In the climax of the film, the green man returns — and so does every other version of Rory Kinnear we’ve seen thus far, taking turns to attack her as she seeks refuge throughout her house. She defends herself when she must, cutting the green man’s arm for example, and a car chase ends with Kinnear walking on a broken ankle. Unlike with James, here Harper is more explicitly the cause of their pain, only… of course she isn’t. It’s their choice to pursue her.
Then it all ends with one version of Kinnear giving graphic birth to the next, and the next, until the monstrous man-mothers eventually birth James. The responsibility for men lies with men. They are the mothers of their own destruction.
So what does it all mean? That’s the rub. Folk horror is often allegorical, but has its own internal logic — we know that the cult may represent an ancient belief structure but it also makes literal sense in the context of the story. Garland offers no such context in Men, and the conflation of James with Kinnear makes it all the more confusing.
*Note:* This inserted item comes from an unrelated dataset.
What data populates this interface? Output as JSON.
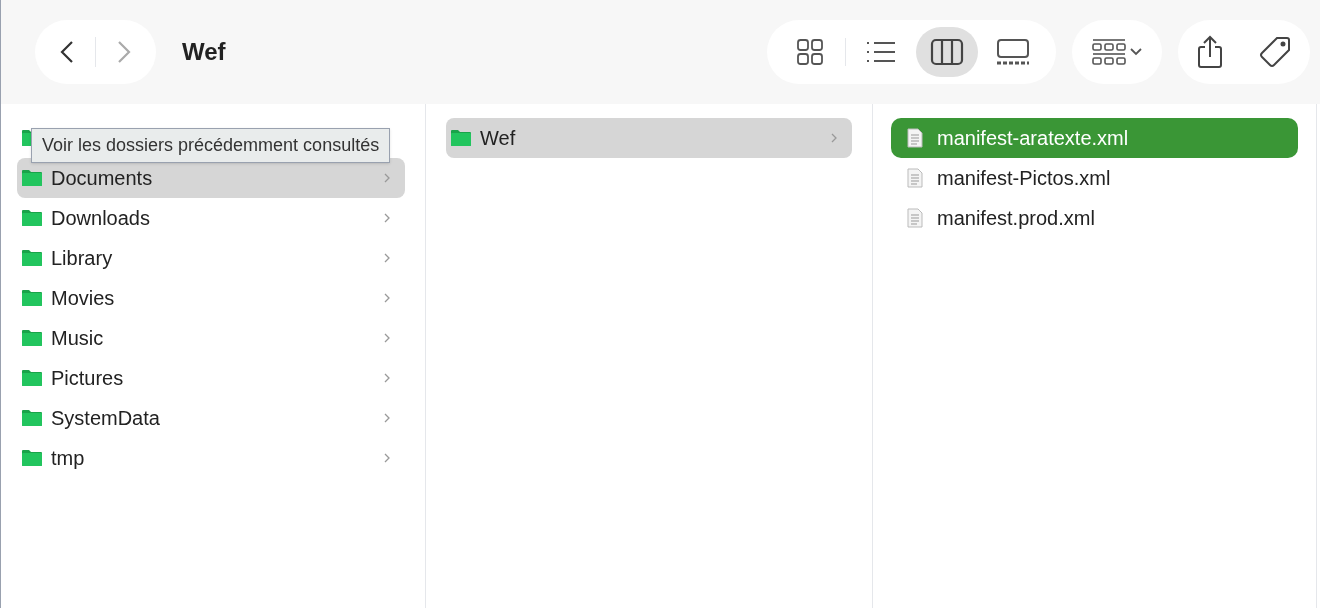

The movie could easily have been a tale of a backwards village where all men are one man, and Harper could have just found herself there on a working vacation without giving her a (Black) abusive husband. Or instead, Harper could have had a husband who was ALSO Kinnear, or the village could have been filled with James. But when the only man who isn’t THE man is a Black man, it creates a dynamic you can’t help but side-eye — and the film ultimately doesn’t give the audience enough justification to resolve the message. Was it James haunting her all along? Then why did they all look like Kinnear? Or if it was all in Harper’s mind, a delusion of her fighting off the guilt for James’s death that she doesn’t feel, then why were there actual bloodstains when her friend arrives to pick her up?
When James emerges from the gory womb and sits on the couch, Harper joins him while holding a hatchet. She asks him what he wanted from her, and he says something along the lines of, “For you to love me.” Then the film takes a time jump, and we don’t see whether Harper kills James or not, or what happened to the bodies, or anything. I can respect the choice to leave things uncertain — to hang the climax on the reveal of James, rather than the decision Harper makes — but it emphasizes that the movie was never really about Harper at all. She has almost no agency, or rather her choices don’t matter. Men is about the lengths men will go to get what they want from women. It’s not about what women want, and that makes it a fairly shortsighted, hollow experience if I’m being honest.
Header Image Source: A24 (via YouTube)